Dome Talks 2019 Tickets & Full Series Pass
Dome Talks are evening discussions that feature leading authors and thought leaders discussing topics relevant to the past, present, and future of our Inland Southern California region. The 2019 lineup features timely, serious, quirky, and critical issues that affect the lives of Californians. Doors open at 6:30pm; Speakers start at 7pm Thursday, January 17 Kirk W. Johnson Author, The Feather Thief: Beauty, Obsession, and the Natural History Heist of the Century (2018) Kirk Johnson is also the author of To Be a Friend is Fatal: the Fight to Save the Iraqis America Left Behind, which covers his work coordinating the reconstruction of Fallujah and his subsequent efforts on behalf of Iraqi refugees as the founder of the List Project to Resettle Iraqi Allies. Johnson served in Iraq with the U.S. Agency for International Development in Baghdad, and then Fallujah as the agency’s first coordinator for reconstruction in the war-torn city. He is a Senior Fellow at the USC Annenberg Center on Communication Leadership and Policy. Johnson’s writing has appeared in The New Yorker, The New York Times, The Washington Post, the Los Angeles Times, and The Wall Street Journal. “Johnson’s investigation into the theft of 299 rare bird skins from a British natural history museum… clever, informative, and sometimes endearingly bumbling, this mix of natural history and crime opens up new worlds. You’ll never look at a stuffed bird the same way again.”—Amazon Book Review __________________ Thursday, February 28 Richard Rothstein Author, The Color of Law: A Forgotten History of how Our Government Segregated America (2017) Richard Rothstein, a former New York Times columnist, is a research associate at the Economic Policy Institute and a Fellow at the Thurgood Marshall Institute of the NAACP Legal Defense Fund and Haas Institute at the University of California–Berkeley. The Color of Law expands upon and provides a national perspective on his recent work that documents the history of state-sponsored residential segregation, as in his report, “The Making of Ferguson." “Essential…Rothstein persuasively debunks many contemporary myths about racial discrimination….Only when Americans learn a common—and accurate—history of our nation’s racial divisions, he contends, will we then be able to consider steps to fulfill our legal and moral obligations. For the rest of us, still trying to work past 40 years of misinformation, there might not be a better place to start than Rothstein’s book.” —Slate __________________ Thursday, March 28 Heather David Author, Motel California (2017) Heather M. David is a California-based cultural historian and freelance writer.
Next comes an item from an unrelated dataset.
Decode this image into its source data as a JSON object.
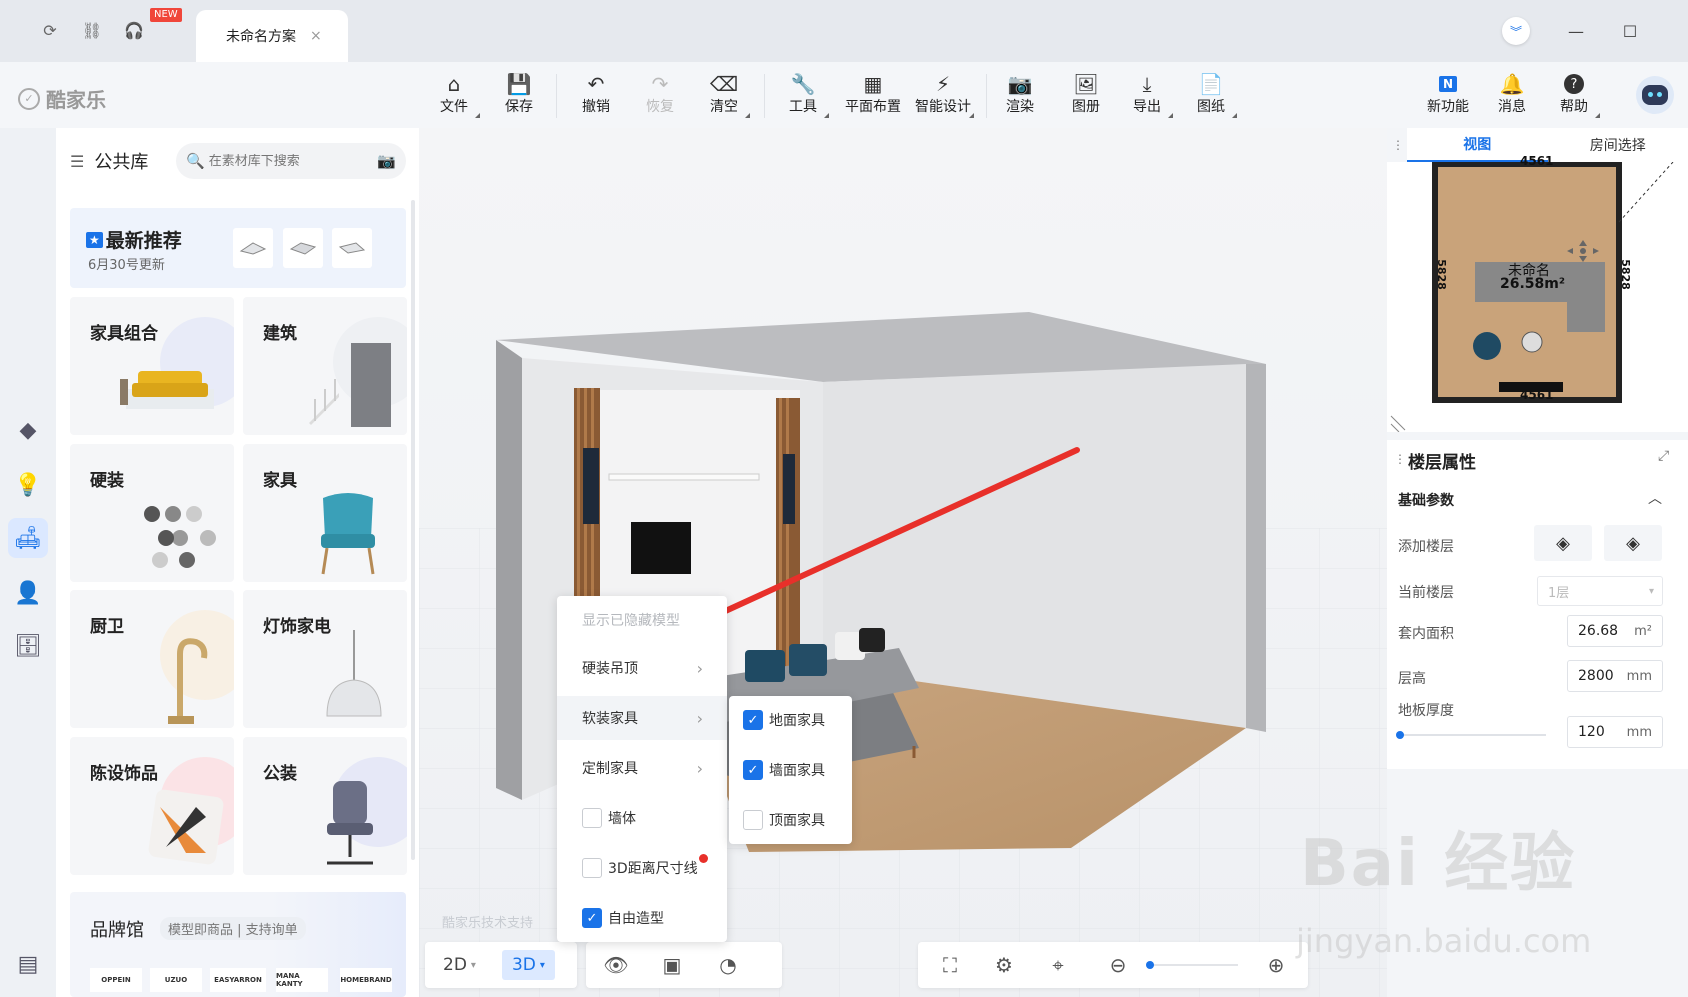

She is the author of Mid-Century by the Bay, Motel California, and numerous articles on American popular culture and historic preservation. She is an advocate for the preservation of mid-century modern architecture, art, and signage – with a focus on California Modernism. Motel California, the story of the rapid rise and subsequent decline of the individually owned mom-and-pop motel in The Golden State, is a celebration of sparkling blue pools, flashing neon signs, automatic ice machines and bleached white towels. It is an exploration of theme-based marketing and a documentation of American culture at perhaps what was the most prosperous time in United States history. __________________ Thursday, April 25 Francis French Author, Falling to Earth: An Apollo 15 Astronaut’s Journey to the Moon (2011) Francis French is the Director of Education at the San Diego Air & Space Museum, and the former Director of Events for Sally Ride Science, working for America’s first woman in space. French has co-authored four bestselling space history books, including In The Shadow of the Moon and Falling To Earth, with Apollo Astronaut Al Worden. French’s space history writing is noted for the amount of personal interviews with astronauts and cosmonauts, including Wally
2024 Orange Tree Ln.
Redlands, CA 92374